PROBLEM STATEMENT => Exactly the line with "Give me the" and the lines that follow it, through the closing line of the entries, should be restated, with nothing left out or added.
⟨
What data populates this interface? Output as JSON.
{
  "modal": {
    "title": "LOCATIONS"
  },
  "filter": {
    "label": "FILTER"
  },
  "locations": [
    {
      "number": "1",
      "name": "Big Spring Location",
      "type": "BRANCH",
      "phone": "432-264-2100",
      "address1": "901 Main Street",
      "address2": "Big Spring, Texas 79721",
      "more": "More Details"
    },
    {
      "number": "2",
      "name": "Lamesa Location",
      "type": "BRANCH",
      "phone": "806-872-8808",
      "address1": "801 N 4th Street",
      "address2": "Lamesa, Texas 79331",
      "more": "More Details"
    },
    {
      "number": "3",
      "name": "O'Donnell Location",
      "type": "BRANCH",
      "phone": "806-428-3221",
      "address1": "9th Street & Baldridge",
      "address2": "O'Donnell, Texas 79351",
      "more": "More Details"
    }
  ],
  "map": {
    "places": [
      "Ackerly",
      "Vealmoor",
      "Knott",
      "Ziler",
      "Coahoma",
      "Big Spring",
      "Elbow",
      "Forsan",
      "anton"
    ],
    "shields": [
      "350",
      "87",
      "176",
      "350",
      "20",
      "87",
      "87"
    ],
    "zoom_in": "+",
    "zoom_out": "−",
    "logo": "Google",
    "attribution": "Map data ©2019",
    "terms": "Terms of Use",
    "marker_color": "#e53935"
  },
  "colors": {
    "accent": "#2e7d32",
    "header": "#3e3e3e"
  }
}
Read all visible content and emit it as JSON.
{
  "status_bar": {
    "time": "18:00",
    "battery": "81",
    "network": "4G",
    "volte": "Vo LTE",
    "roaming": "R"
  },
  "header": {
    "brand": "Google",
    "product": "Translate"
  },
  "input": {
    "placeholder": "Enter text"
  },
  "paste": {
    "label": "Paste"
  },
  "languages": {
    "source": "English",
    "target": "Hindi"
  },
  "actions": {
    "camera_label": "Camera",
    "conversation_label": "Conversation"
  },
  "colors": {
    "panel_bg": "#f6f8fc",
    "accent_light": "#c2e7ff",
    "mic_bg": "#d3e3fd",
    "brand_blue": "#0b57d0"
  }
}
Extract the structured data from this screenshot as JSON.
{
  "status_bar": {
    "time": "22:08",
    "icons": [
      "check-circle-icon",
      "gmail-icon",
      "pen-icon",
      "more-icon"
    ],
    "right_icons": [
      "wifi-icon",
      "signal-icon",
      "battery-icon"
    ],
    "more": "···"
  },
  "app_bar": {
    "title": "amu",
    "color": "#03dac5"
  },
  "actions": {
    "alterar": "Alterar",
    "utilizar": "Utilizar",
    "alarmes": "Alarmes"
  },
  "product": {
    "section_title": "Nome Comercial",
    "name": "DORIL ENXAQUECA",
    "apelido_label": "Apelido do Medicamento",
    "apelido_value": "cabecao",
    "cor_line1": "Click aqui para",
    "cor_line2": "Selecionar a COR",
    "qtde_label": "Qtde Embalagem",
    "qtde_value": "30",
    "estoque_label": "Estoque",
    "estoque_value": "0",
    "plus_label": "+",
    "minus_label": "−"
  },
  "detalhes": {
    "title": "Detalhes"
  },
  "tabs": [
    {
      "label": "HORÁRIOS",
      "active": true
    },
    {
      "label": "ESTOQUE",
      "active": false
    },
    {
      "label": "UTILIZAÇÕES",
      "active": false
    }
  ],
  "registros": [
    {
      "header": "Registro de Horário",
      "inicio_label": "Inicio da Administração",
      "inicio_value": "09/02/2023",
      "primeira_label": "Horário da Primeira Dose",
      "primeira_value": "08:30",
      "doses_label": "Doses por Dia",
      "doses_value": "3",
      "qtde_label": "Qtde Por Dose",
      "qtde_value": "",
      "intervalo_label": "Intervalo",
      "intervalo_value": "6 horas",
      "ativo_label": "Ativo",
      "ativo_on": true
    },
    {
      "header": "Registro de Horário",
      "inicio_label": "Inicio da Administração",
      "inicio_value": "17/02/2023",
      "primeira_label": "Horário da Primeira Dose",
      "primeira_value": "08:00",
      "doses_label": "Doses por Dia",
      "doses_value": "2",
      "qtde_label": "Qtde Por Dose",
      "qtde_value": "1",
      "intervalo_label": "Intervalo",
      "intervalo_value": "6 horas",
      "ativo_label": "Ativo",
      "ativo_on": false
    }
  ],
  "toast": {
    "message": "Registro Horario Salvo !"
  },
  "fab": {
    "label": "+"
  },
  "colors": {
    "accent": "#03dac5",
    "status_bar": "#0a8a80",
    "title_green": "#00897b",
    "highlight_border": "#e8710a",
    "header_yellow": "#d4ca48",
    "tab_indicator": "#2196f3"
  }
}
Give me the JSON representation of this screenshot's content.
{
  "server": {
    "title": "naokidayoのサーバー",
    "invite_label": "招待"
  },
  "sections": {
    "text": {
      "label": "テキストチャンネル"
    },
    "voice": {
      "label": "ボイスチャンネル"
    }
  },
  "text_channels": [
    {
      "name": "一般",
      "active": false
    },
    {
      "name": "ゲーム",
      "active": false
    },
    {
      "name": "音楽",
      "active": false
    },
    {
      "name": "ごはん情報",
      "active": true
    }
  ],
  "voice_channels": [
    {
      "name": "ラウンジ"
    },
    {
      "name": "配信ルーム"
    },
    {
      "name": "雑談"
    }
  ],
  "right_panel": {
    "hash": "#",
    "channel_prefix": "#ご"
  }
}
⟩
WRITTEN SOLUTION =>
Give me the JSON representation of this screenshot's content.
{
  "server": {
    "title": "naokidayoのサーバー",
    "invite_label": "招待"
  },
  "sections": {
    "text": {
      "label": "テキストチャンネル"
    },
    "voice": {
      "label": "ボイスチャンネル"
    }
  },
  "text_channels": [
    {
      "name": "一般",
      "active": false
    },
    {
      "name": "ゲーム",
      "active": false
    },
    {
      "name": "音楽",
      "active": false
    },
    {
      "name": "ごはん情報",
      "active": true
    }
  ],
  "voice_channels": [
    {
      "name": "ラウンジ"
    },
    {
      "name": "配信ルーム"
    },
    {
      "name": "雑談"
    }
  ],
  "right_panel": {
    "hash": "#",
    "channel_prefix": "#ご"
  }
}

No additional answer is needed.